‘Zero-waste’ is becoming a bit of a buzzword among businesses of all types and sizes, but what does it actually mean?
In a sense, a zero-waste business is one that prioritises effective waste management. It means producing less waste through reduction, reuse, resource efficiency, and recycling, all with the ultimate goal of closing the ‘loop’.
In terms of certification, the Zero Waste International Alliance, or ZWIA, endorses businesses that are diverting at least 90% of their waste away from landfills.
This may seem daunting, but the benefits it can provide your business are endless, and you can start the journey with just three simple steps:
1. Analyse Your Current Waste Situation
Before you can start to reduce your businesses waste, you first need to establish a baseline to track your future progress. Initially, this would include analysing the sources, types, and volume of waste your business generates. It’s also worth considering whether waste is being placed into the proper containers.
If possible, a professional waste audit can speed this process along, providing you with a detailed analysis of waste generation, management, and disposal during a given period.
2. Establish Your Goals
Based on the findings of your assessment, you then need to create goals that will help you reach that zero-waste target. Achieving short term goals can generate interest as well as signal your resolve.
In the long term, creating a timeline and keeping a note of your progress, particularly in a public manner, is a fantastic way to engage your employees and to keep yourselves accountable. It’s also important to schedule in collecting feedback and changing the plan if needed.
3. Develop Prevention and Reduction Strategies
Once your goals are set, appropriate strategies need to be implemented and actions taken to achieve them.
Waste diversion, waste reduction, and waste prevention are the three most important approaches, although the latter two can be challenging to achieve. This is because they can require collaboration with suppliers and possibly other supply chain stakeholders, drawing out the process considerably.
For business owners, there’s a lot of advice out there on how to go zero-waste. However, identifying why is just as important and, environmentalism aside, there are plenty of other benefits to be had.
One of these is potentially increasing your customer base and revenue streams. In a recent survey, 68% of people rated sustainability as an important factor when making a purchase and over a third said they would pay up to 25% more for sustainable products.
While you can’t become zero-waste overnight, providing comprehensive and transparent information along the way can still boost your brand image and help you reach a new ethically and environmentally conscious customer base.
Moreover, with waste disposal expenses increasing rapidly in the past two decades, improving your waste management could even save your business money.
For manufacturing-based companies, in particular, the benefits can be two-fold, with entirely new revenue streams to be found by taking a zero-waste approach.
It also offers a way to engage your workforce, a key metric in employee retention. Making a sincere effort to be more sustainable, reduce your footprint, and adopt zero-waste strategies can make a real difference towards this.

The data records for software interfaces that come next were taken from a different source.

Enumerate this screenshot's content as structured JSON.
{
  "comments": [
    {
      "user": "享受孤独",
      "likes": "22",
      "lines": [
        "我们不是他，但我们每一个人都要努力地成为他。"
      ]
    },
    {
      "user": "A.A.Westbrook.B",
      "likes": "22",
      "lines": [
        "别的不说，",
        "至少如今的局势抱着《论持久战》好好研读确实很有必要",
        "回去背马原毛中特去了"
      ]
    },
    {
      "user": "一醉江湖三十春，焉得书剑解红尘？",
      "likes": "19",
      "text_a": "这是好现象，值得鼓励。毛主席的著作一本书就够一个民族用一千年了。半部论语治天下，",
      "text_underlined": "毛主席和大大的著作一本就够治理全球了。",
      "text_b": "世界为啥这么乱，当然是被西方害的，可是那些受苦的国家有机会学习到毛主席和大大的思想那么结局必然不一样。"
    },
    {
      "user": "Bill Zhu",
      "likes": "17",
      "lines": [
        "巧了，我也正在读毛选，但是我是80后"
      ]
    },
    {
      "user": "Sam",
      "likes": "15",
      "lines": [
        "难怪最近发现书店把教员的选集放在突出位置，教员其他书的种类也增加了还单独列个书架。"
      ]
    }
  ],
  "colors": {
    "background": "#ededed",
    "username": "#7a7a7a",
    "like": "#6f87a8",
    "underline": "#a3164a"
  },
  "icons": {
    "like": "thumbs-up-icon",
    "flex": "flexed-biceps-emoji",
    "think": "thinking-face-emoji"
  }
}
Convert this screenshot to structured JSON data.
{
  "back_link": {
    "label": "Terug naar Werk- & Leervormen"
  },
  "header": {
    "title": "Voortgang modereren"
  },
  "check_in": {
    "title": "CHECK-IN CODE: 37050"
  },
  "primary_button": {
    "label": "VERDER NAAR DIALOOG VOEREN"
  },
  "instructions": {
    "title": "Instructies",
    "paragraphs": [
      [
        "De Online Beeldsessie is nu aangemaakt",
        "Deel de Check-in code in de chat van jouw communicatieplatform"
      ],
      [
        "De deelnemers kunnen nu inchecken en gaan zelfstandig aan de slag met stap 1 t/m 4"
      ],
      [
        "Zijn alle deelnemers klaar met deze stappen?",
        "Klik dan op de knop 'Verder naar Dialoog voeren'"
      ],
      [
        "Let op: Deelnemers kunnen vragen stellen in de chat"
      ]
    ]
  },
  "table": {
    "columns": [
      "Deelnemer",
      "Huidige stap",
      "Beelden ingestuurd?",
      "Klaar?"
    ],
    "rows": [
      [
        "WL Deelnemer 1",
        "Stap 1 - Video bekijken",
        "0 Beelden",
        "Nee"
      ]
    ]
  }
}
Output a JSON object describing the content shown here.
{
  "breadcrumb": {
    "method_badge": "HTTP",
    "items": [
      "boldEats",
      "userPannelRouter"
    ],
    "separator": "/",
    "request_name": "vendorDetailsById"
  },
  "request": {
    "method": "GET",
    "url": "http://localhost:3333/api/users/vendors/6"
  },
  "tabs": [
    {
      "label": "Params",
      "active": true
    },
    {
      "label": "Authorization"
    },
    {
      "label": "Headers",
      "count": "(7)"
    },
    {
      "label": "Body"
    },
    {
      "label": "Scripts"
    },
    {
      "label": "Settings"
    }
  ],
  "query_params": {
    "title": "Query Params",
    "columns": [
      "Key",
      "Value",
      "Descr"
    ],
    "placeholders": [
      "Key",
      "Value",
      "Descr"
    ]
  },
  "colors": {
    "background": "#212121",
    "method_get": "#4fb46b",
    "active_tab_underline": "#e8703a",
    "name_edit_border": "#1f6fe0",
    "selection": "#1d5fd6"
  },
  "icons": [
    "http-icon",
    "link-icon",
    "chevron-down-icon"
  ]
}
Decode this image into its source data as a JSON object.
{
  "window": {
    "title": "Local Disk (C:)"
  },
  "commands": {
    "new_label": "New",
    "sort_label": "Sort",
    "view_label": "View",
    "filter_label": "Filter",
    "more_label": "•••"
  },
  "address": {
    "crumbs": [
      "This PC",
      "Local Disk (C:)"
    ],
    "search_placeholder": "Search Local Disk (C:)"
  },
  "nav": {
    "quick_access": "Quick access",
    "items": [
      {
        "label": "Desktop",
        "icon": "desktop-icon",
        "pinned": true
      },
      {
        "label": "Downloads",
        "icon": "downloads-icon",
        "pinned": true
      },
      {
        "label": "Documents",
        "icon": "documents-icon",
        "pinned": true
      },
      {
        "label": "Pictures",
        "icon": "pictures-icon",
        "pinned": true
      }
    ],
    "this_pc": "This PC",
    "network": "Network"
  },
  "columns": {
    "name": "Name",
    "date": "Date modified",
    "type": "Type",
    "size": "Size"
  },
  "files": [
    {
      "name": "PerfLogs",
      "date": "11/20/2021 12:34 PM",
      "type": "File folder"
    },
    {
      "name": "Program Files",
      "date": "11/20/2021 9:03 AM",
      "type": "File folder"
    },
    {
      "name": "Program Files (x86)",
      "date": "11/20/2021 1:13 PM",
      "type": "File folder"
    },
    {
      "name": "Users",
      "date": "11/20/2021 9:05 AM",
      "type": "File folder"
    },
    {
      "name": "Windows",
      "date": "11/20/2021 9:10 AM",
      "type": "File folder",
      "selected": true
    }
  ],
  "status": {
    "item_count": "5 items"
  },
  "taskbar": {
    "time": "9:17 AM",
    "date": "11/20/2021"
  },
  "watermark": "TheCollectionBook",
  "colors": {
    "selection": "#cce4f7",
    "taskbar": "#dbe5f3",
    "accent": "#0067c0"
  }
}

In fact, 70% of Millennials have stated that a strong environmental agenda would influence their decision on whether to remain at a company in the long term.
A zero-waste philosophy can also extend your business networking options significantly. There are even sustainable organisations, such as the Zero Waste Network, specifically designed to help companies become more efficient through collaboration.
With all of these benefits in mind, the question becomes can your business afford not to go zero-waste?
Sustainable resource use and waste management is included in Play it Green’s Net Zero Framework, free to access for all of our business members.
The Framework allows the business to review, plan and set actions in 9 key programme areas that will ultimately take them to net zero: Governance, Energy and Emissions, Food, Procurement, Transportation, Venue, Resource Use and Waste, Water, and Projects and Workforce.